Productive or Just Busy? Tips and Tricks for Eliminating Busy Work
When you’re staring down the intimidating abyss that is the modern workday, it can be easy to feel overwhelmed. Starting to accomplish tasks like responding to emails, clearing an overflowing answering machine, or organizing a cluttered desk can help create a feeling of productivity.
That’s great! But once we’ve spent the day completing task after task, what has actually gotten done? What projects have been moved along? Goals accomplished? If the answer to that is nothing, then it’s been a day of busy work.
Busy work: those little tasks that don’t really have to get done but can quickly become a huge time suck.
The biggest problem with busy work isn’t the work itself, but its use as a distraction for important, pressing, or difficult tasks.
Falling into the spiral of busy work can be subtle, and hours may have passed before realizing no meaningful work is getting done because busy work feels productive. It disguises itself as “getting stuff done” while diverting attention away from the difficult tasks and projects that will help your goals. So how can busy work be avoided?
Nail Down Your Busy Work
The first step is determining just where all that time is going. If you find your busy work taking place online, programs such as WasteNoTime can help you track the time spent on certain websites. If not, keeping a time log of your day can reveal hidden elements of busy work in your day. This can help you pinpoint exactly where your time is going--then adjust.
Now comes the hard part: actually eliminating the busy work. First, establish priorities, addressing and work on anything time sensitive. Prioritizing goals (yours, company’s, etc.) is a good place to start. For instance, what’s more important: clearing your inbox or research for your upcoming marketing campaign? Just because it may not be urgent, doesn’t mean it doesn’t need work.
Once goals are established, figure out what activities and projects are going to move you towards them. By shifting your focus and efforts to goals rather than tasks, you can escape the pattern of crossing things off the to-do list and get into the habit of regularly working towards goals.
Shift Your Mindset

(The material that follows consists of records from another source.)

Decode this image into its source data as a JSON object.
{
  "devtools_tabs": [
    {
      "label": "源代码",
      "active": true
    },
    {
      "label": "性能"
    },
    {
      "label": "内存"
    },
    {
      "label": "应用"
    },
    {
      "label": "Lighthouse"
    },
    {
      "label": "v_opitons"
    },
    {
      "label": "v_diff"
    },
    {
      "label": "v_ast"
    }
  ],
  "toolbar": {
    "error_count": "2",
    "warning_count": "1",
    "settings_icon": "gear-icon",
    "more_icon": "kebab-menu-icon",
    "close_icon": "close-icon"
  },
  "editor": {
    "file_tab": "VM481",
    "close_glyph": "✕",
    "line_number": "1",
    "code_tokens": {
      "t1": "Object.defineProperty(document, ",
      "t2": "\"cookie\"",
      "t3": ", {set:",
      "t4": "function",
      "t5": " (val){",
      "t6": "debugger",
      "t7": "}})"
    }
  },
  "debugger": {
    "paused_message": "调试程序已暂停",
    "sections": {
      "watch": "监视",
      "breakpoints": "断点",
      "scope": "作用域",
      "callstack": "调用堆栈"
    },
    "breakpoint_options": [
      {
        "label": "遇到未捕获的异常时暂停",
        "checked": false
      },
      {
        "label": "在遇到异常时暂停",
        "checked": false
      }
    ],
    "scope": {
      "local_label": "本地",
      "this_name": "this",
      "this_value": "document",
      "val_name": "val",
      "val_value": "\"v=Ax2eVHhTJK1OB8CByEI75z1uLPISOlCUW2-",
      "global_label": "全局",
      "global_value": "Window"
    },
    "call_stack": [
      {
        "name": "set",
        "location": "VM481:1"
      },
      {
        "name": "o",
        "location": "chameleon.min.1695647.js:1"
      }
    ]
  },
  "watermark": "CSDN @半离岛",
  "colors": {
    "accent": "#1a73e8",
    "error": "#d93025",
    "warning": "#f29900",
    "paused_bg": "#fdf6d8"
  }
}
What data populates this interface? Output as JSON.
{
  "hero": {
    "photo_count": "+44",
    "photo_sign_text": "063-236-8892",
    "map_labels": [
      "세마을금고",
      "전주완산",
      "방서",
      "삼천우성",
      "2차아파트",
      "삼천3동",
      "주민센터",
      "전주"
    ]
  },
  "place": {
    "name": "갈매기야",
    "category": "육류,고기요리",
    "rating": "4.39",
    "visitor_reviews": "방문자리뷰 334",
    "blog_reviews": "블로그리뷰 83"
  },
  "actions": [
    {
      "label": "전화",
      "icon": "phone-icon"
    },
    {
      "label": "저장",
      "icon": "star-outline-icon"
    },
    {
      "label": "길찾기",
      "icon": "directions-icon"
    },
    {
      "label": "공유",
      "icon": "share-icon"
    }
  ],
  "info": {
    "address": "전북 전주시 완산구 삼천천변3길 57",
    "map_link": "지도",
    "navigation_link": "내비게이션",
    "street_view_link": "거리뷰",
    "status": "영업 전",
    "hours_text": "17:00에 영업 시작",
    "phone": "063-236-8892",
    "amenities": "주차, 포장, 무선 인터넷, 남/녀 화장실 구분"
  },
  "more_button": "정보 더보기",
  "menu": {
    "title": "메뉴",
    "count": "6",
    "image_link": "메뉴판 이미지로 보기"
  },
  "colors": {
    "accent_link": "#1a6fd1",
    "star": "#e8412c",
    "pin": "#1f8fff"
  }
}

Another method is project-orientation. Sometimes, when goals seem too big and results too far away, breaking things down into projects and sub-projects can help navigate completing meaningful tasks. What can you do today that will finish a project? If you can’t, then what will get you the closest to finishing? Shifting your mindset to focus on and prioritize goals and projects over simply completing task after task can be challenging, but as time passes, you’ll find yourself not just feeling productive, but being productive.
Use Technology to Your Advantage
Another trap comes when distractions pop up. An ad for those shoes you’ve been eyeing or a promotional email for flight discounts pops up, and that’s all it takes to completely derail your focus.
Technology can help with this! Programs such as Freedom or StayFocusd can allow you to block websites for a certain time period. Whether that means blocking all internet access for a period of time, or just sites such as social media that distract you most, staying focused on the task at hand comes much easier when you’re not derailed.
Collaboration to Combat Busy Work
Working in collaborative office environments can allow you and others to fight busy work together. Checking in on one another and asking about current projects can keep everyone on track and accountable for meeting deadlines or pushing through creative blocks.
Deadlines Are Your Friend
If you can set deadlines for projects, the busy work can actually weed itself out until other priorities are addressed. Some projects have hard deadlines, other ongoing projects might not be so cut and dry. By setting deadlines and breaking down large projects into smaller, achievable segments, large goals seem less daunting.
We’ve been pretty harsh on busy work so far, maybe unfairly so. But until we have robots to carry out our organizational, administrative, and mundane “busy work” tasks, they can still be really important at times. A messy desk or thousands of unread emails can become distracting and stressful. By delegating specific time to it (and sticking to that time!), busy work tasks can be completed effectively. The major kicker is staying firm to that delegated time and keeping focused on just that task. Giving yourself 30 minutes to clear an inbox can easily turn into an hour or more, “just five more minutes” at a time.